Danny Stone MBE is the Director of the Antisemitism Policy Trust.

As one former Prime Minister put it, politics can be the arena for “the pursuit of noble causes”. The battle of ideas is central to our democratic way of life. However, it can also be the place “of low skulduggery”. Partisan games are cut-throat and unforgiving; Francis Urquhart/Underwood is not, perhaps, entirely fictitious.

One of the most noble causes, of which I can think, is the anti-racist one. Over many years, a number of parliamentary champions have fought to speak and act against racism in society. Where it comes to Jews, parliamentarians such as Lord John Russell, Eleanor Rathbone and of course, Sir Winston Churchill paved the way for Jewish emancipation: opposing the notorious ‘Aliens Bill’, assisting Jewish refugees, and advancing religious equality. Thankfully that tradition continues today and Sir Eric Pickles, John Mann and a number of other MPs across the parties have faced down anti-semitism with full-force.

Regrettably, though, antisemitism can be, and sometimes has been, used for partisan or political purposes. To take an extreme example, Vladimir Putin referenced “anti-semitic forces” amongst the revolutionaries in the Ukraine in March 2014 when seeking to justify Russia’s position on using force against the Ukraine. The resulting backlash led to the Ukrainian Jewish community having to outline its position about the true face of anti-semitism in the country and risk becoming the story of the day. It would be crude to draw direct comparisons, but we should perhaps also not forget historical parallels including Hitler, who sought to highlight the oppression of Sudeten Germans as a justification for the invasion of Czechoslovakia.

Though the example is extreme, the point I am making is a simple one. The use of anti-semitism for political purposes simply draws the Jewish community into the midst of a battlefield in which it is most likely to be wounded.

Bringing this closer to home, there have been different responses to Labour’s continuing struggle with anti-semitism in and around the party. During two different fringe events at the conference, Sir Eric Pickles referenced his “genuine sadness at the rise in anti-semitism” in the Labour party and offered to work with “moderate” Labour MPs in seeking to root it out. Amber Rudd set some conditions, arguing that “saying you condemn all violence when specifically asked if you’ll condemn one group’s actions isn’t good enough”. This is a welcome approach. However, one cabinet Minister told delegates that the Labour party was “the most hostile political party, the most anti-semitic party that exists and has existed in generations” and at another fringe event hordes of merry young people cheered at the partisan jibes made against Labour in the context of its anti-semitism problem.

The full-throated condemnation of racism, and in this case anti-semitism, by innumerable Conservative MPs, Ministers and others is welcome, appropriate, important and reassuring. Equally, action by the Conservative Party to address incidents of anti-semitism within its ranks has been fast, and rightly so. To date, the Government has backed this up with clear and identifiable measures against antisemitism, such as the adoption of a formal definition, which show that the party will put its power to good use in this regard.

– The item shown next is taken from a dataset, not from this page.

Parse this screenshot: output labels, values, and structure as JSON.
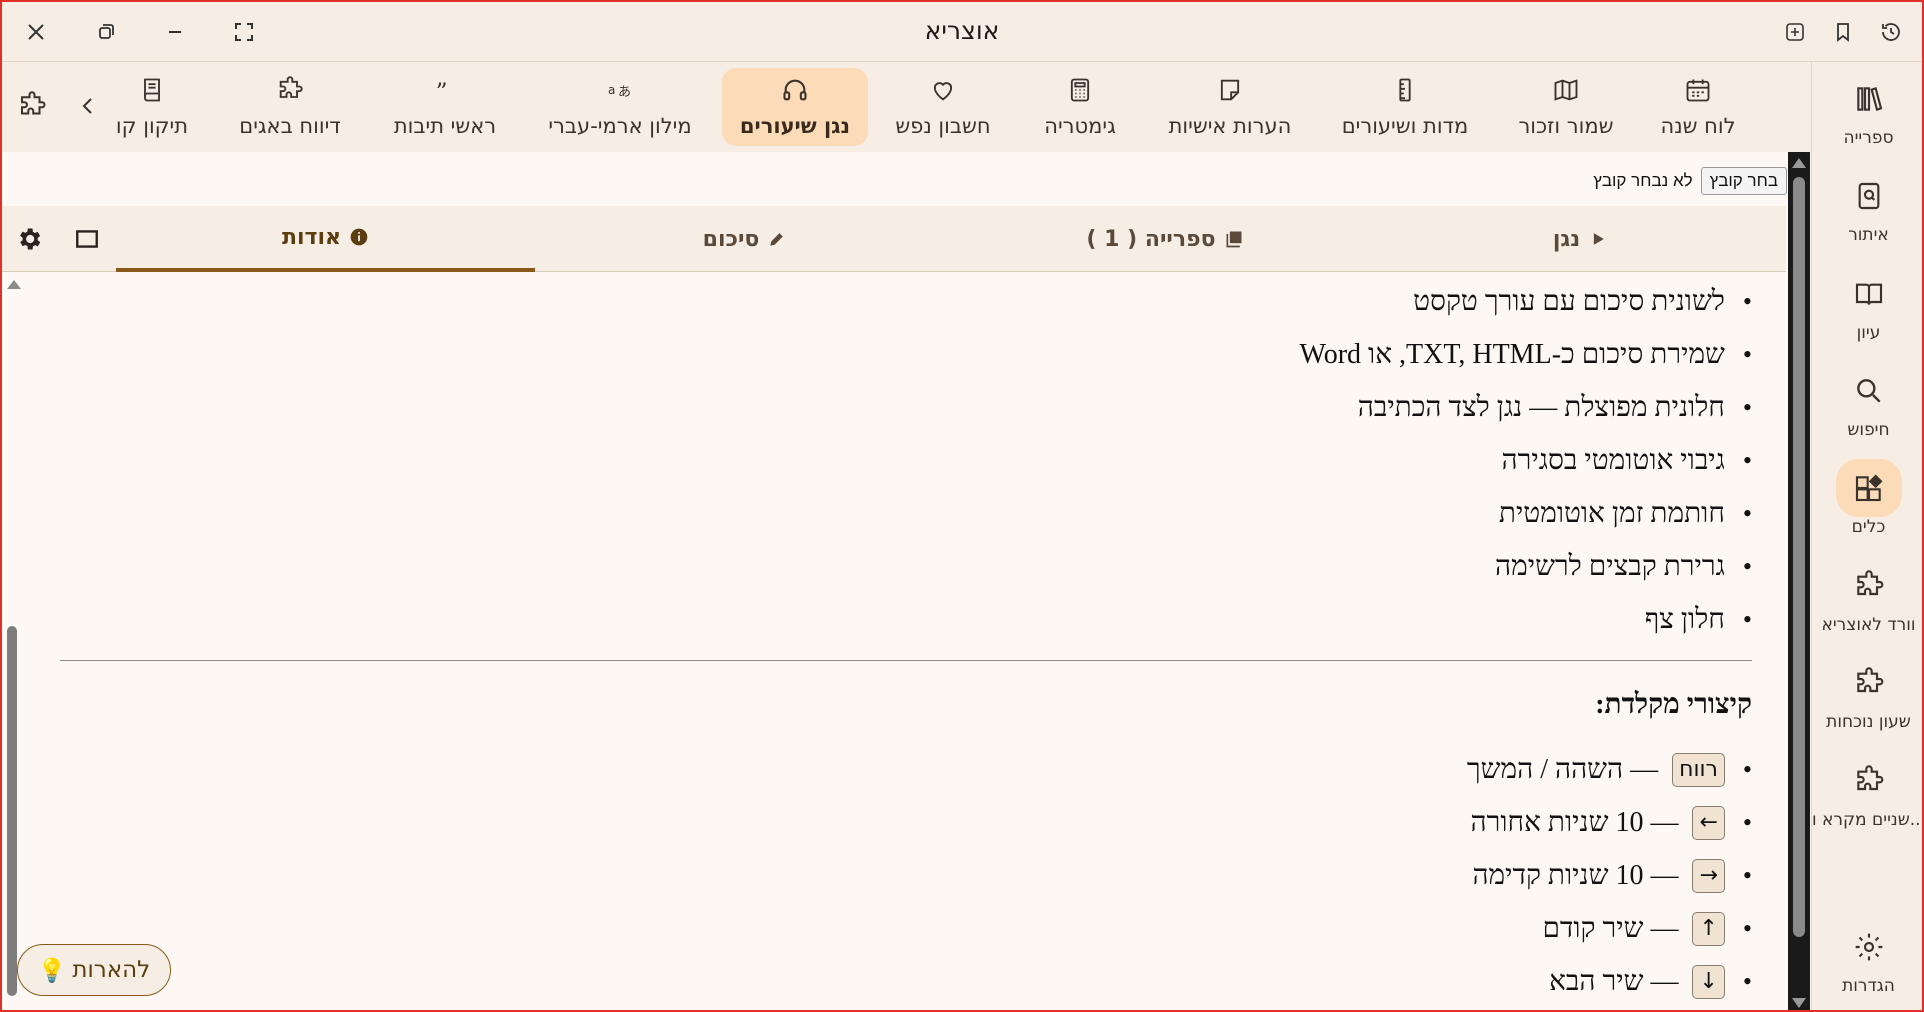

My fear is that condemnation of anti-semitism in other political parties will be reduced to partisan mudslinging, as was evidenced at the conference, rather than each news item and new case being used as an opportunity to educate and set red lines for acceptable debate in our civil discourse.

What does such a response look like? Take the example of senior Labour members, supporters and others levelling the charge that anti-semitism has been ‘weaponised’, made-up or otherwise fabricated to attack the party leadership. In the UK, the definition of a racist incident is based on the perception of the victim; the Macpherson principle, which grew out of the Stephen Lawrence Inquiry, dictates that cases should be handled, and victims treated, with due care and sensitivity. This was an approach Labour’s own Chakrabarti inquiry endorsed. When individuals connected to the Labour party argue that anti-semitism has been invented, they are doing a disservice to its victims, who presumably would know better than the individuals in question whether anti-semitism exists or not. They are contravening the terms of their own party’s inquiry and a broader principle for how we deal with racist incidents in this country.

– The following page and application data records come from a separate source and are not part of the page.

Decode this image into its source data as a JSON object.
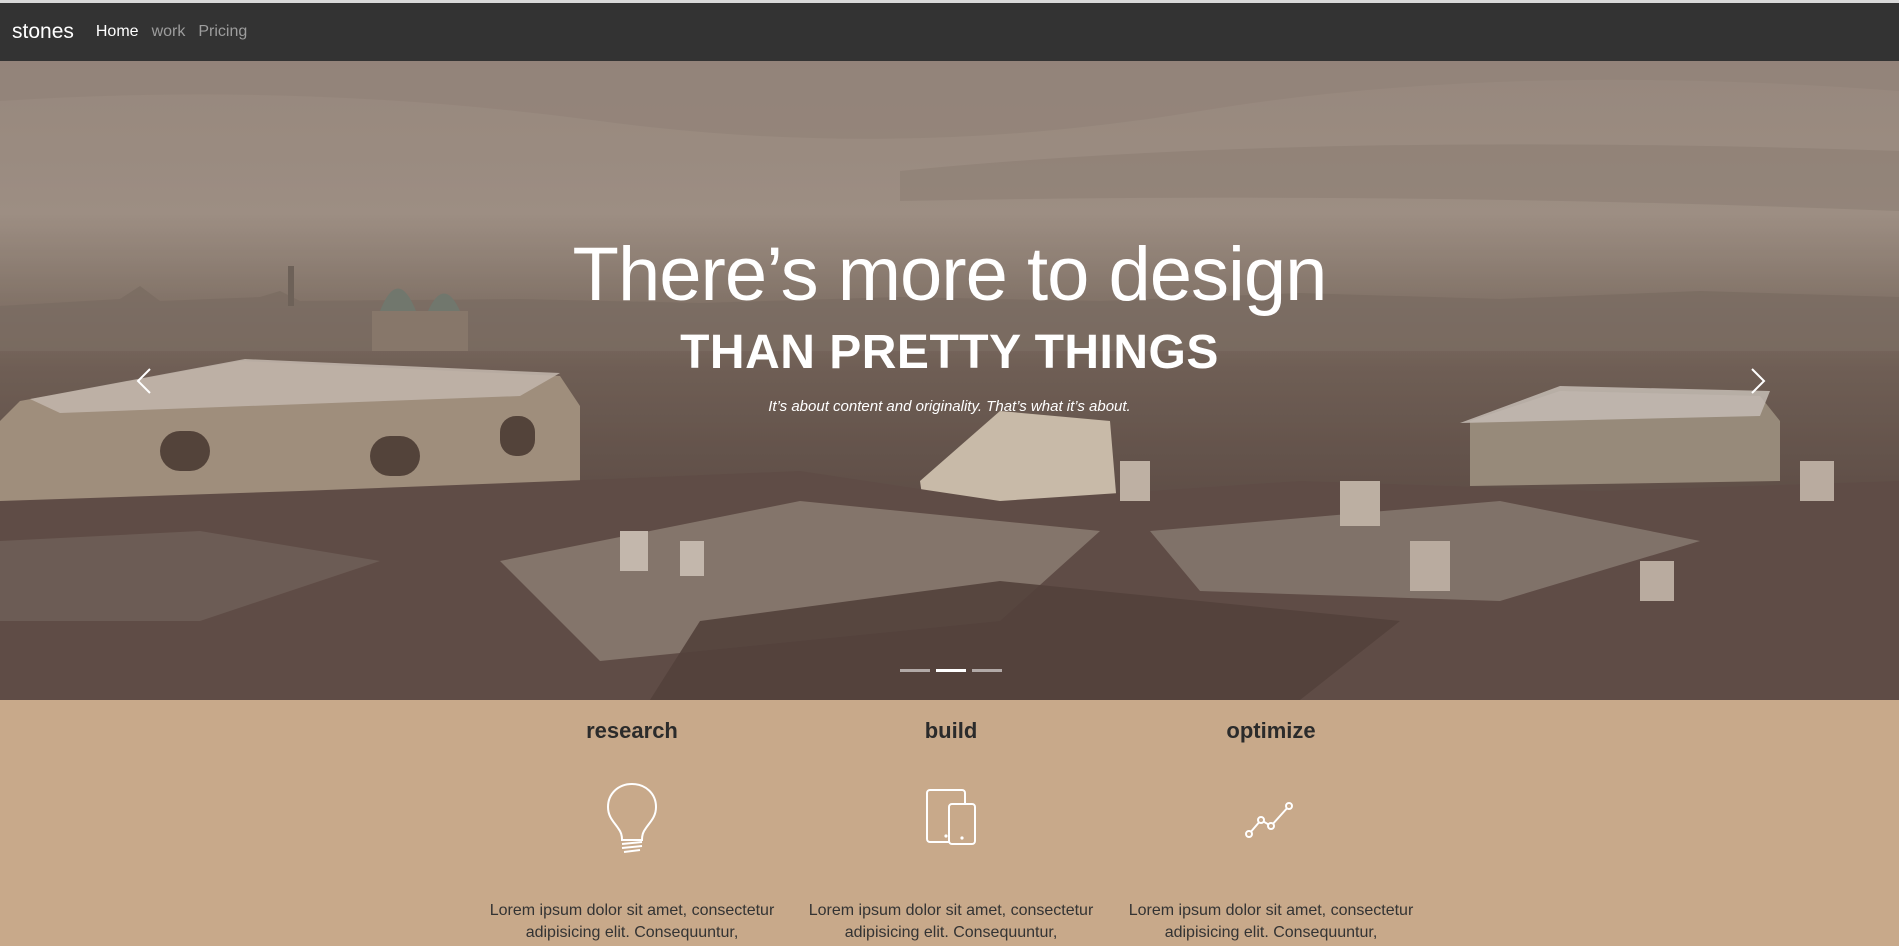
{
  "navbar": {
    "brand": "stones",
    "links": [
      {
        "label": "Home",
        "active": true
      },
      {
        "label": "work",
        "active": false
      },
      {
        "label": "Pricing",
        "active": false
      }
    ]
  },
  "hero": {
    "title": "There’s more to design",
    "subtitle": "THAN PRETTY THINGS",
    "tagline": "It’s about content and originality. That’s what it’s about.",
    "indicators": [
      false,
      true,
      false
    ],
    "prev_icon": "chevron-left-icon",
    "next_icon": "chevron-right-icon"
  },
  "features": [
    {
      "title": "research",
      "icon": "lightbulb-icon",
      "text": "Lorem ipsum dolor sit amet, consectetur adipisicing elit. Consequuntur, quisquam."
    },
    {
      "title": "build",
      "icon": "devices-icon",
      "text": "Lorem ipsum dolor sit amet, consectetur adipisicing elit. Consequuntur, quisquam."
    },
    {
      "title": "optimize",
      "icon": "line-chart-icon",
      "text": "Lorem ipsum dolor sit amet, consectetur adipisicing elit. Consequuntur, quisquam."
    }
  ],
  "colors": {
    "navbar": "#333333",
    "features_bg": "#c8a98a"
  }
}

It is difficult in the age of the tweet or clipped quote to make such an argument, but that is the challenge for the Conservatives given a platform to speak. In the context of Holocaust revisionism, when a non-historian references the ‘Haavara agreement’ which supposedly details Nazi-‘Zionist’ collaboration, you should not be afraid to point out that the document was a complex financial arrangement, allowing Jews to circumvent currency export restrictions introduced during the 1931 slump, concerned only with German exports to Palestine. Better, you could outline that surveys have shown up to 70 per cent of children aren’t familiar with the term anti-semitism and we could, perhaps, do a bit better at educating our young people about the Holocaust, rather than seeking to use it to further anti-Zionist ends.

In tackling rhetoric, Conservative Party members and others have an opportunity but also a responsibility. Use your words to educate. Be specific in your condemnation. Resist the urge to politicise anti-semitism, and instead continue the trends of Churchill, Mann, Pickles and others in working with others to defeat racism. If anti-semitism becomes a political football, perversely, it will be the Jews that lose.